In our study of the great philosophies of the world, we are taught to keep our minds plastic, fluidic, ever-renewing. As we revisit great truths, we rethink them freshly each time, rather than simply repeating the same old words. And with each revisitation, we keep ourselves totally open, at-risk, vulnerable to rethinking things in a different way than before. This fluidity and flexibility of mind are necessary in order to express the higher understanding.

As we gaze on the vast panoramas of life, with our mind's eye, life is beheld as radiant, luminous. There is the glow of the spiritual behind all things. We are filled with a sense of excitement, of a living, solid connection with an inner reality that ennobles and warms our experience of outer life.

There is no need to validate our insights and experiences through convincing others and winning converts to our viewpoint. We are in a sense self-contained and self-sufficient, although definitely not self-centered! What we are filled with is treasured and felt to be so valuable that we must express it tangibly in the world in some manner, and often the spoken or written word is the only means afforded us for that expression. We communicate TO SHARE, not TO CONVERT, since we realized that the words which we speak are only expressive of what we enjoy, and are not that joy itself.

The experience is mystical in a sense, since we may grasp things that cannot readily be put into words. And it is occult in the sense that it deals directly with the living reality of things, though they often are hidden from the untrained eye. What we learn may seem impractical in the sense of not directly relating to the external needs of food, clothing, shelter, companionship, but immensely practical in our appreciation of life. Our living awareness of life is awakened, and transcends the filtering done by mental images, the filtering through words and concepts, that now become expressive rather than attempting to describe before-the-fact what we perceive.

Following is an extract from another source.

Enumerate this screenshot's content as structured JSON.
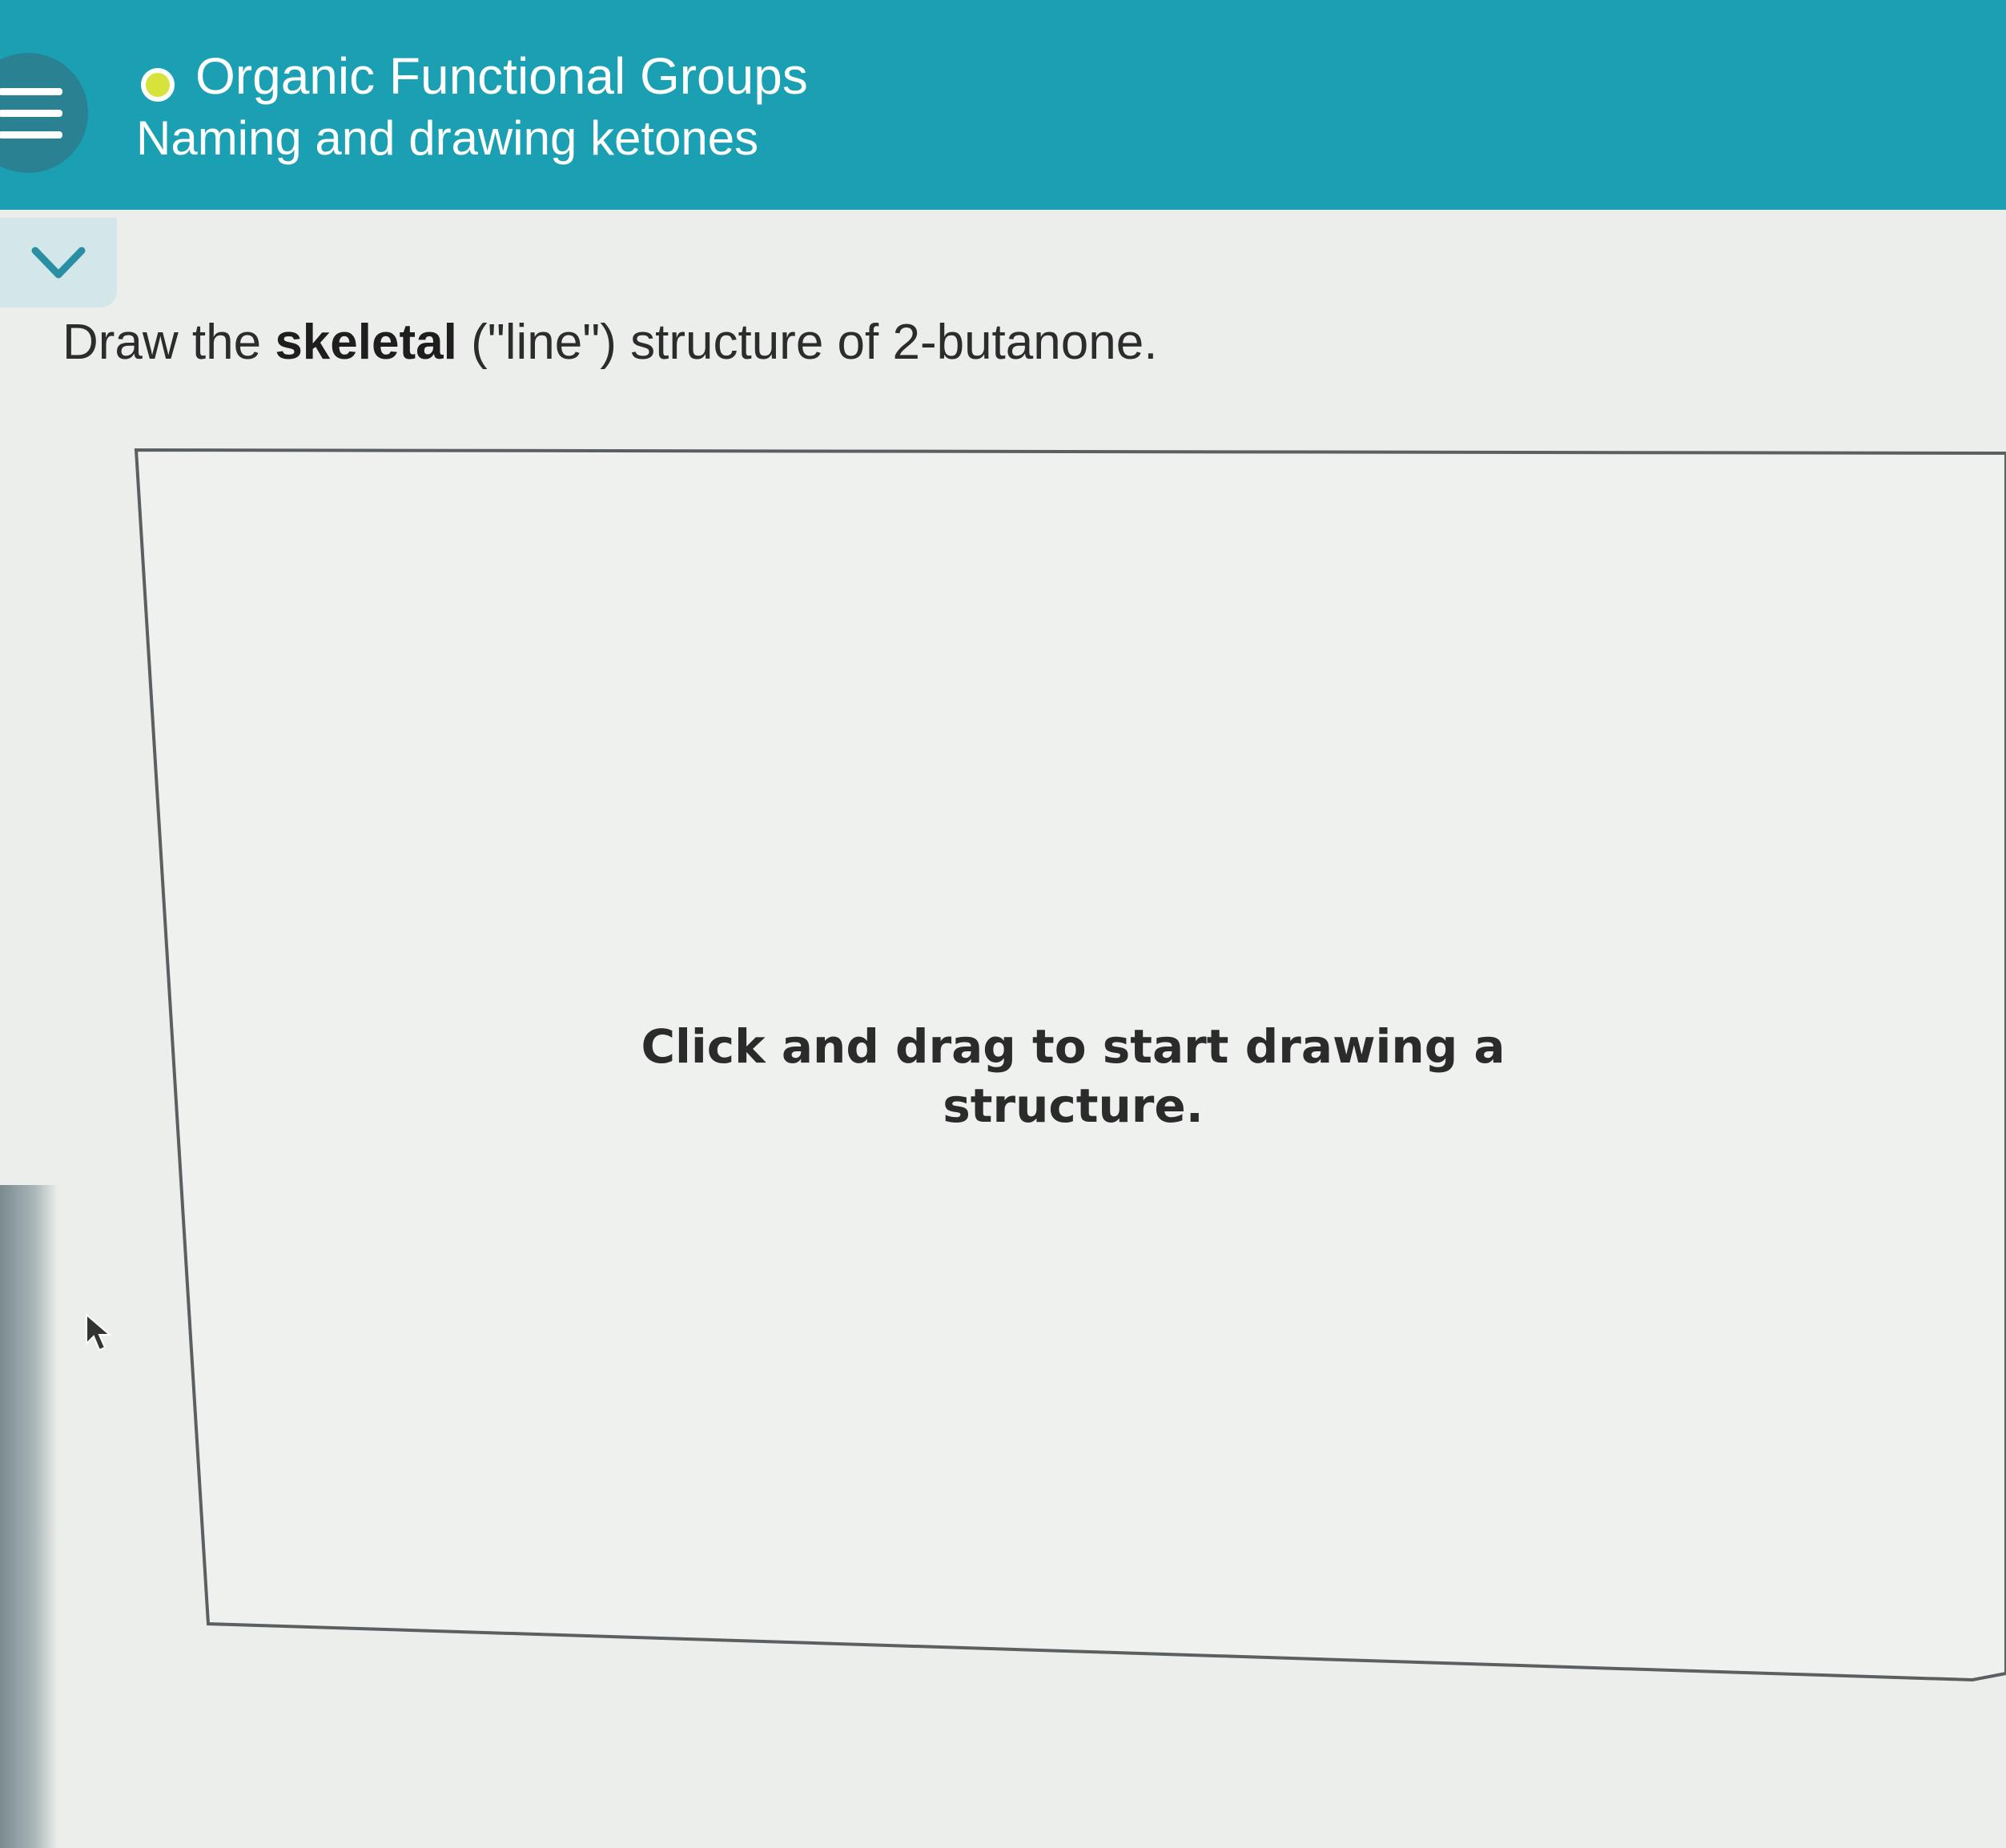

We have a reverence, a feeling that we are holding, in the presence of, or in interaction with something precious, tremendously valuable, even divine in nature. This sense of specialness is not related to how powerful, strong, or better we may be or act than another. It is as illusive and immeasurable as a baby's smile, yet tangible, real, powerful enough to affect whole worlds.

There is a living presence in our lives that is not a person or being, and is not exactly outside or inside oneself. It is just that TO US life is different now, we are, in a way, operating on a higher spiritual plane, while yet alive on earth.

We may sit down to a book, or to think about a subject, and will find answers to our questions, just as though we were consulting a book or talking to a teacher. But we are now engaging an INTERNAL PROCESS rather than consulting an external source of knowledge. Does this preclude external teachers and learning? No. It is in addition to the external, and really needs a strong intellectual foundation of learning and study to remain a faculty of mind, rather than simply a mystical appreciation of life.

Attempts to describe the EXPERIENCES BY SIGHT faculty of mind may be made in many different words. This article is one such attempt, but cannot be considered to be authoritative, nor considered as more than just an attempt to explain the elephant by how it feels to the touch. Much is lost in putting a description into words. Many different ways of writing about the spiritual awakening could be taken.

Perhaps we could just say: Look within. Let's approach that inner voice that speaks wisdom. Search out that sense of fundamental reality that is deep in our hearts, a connection to life that is never lost, however long we may have forgotten it. Loosen up the rigid hold of the mind, and bring a freshness of insight to it by rethinking things anew each time. Fill our hearts with loving kindness, with a calm, gentle appreciation of the joy of being alive! And most important, honor our divine impulses, give tangible expression in the world to the beauties that we behold with our inner eye, beauties that long for expression in the world!


Theosophy World: Dedicated to the Theosophical Philosophy and its Practical Application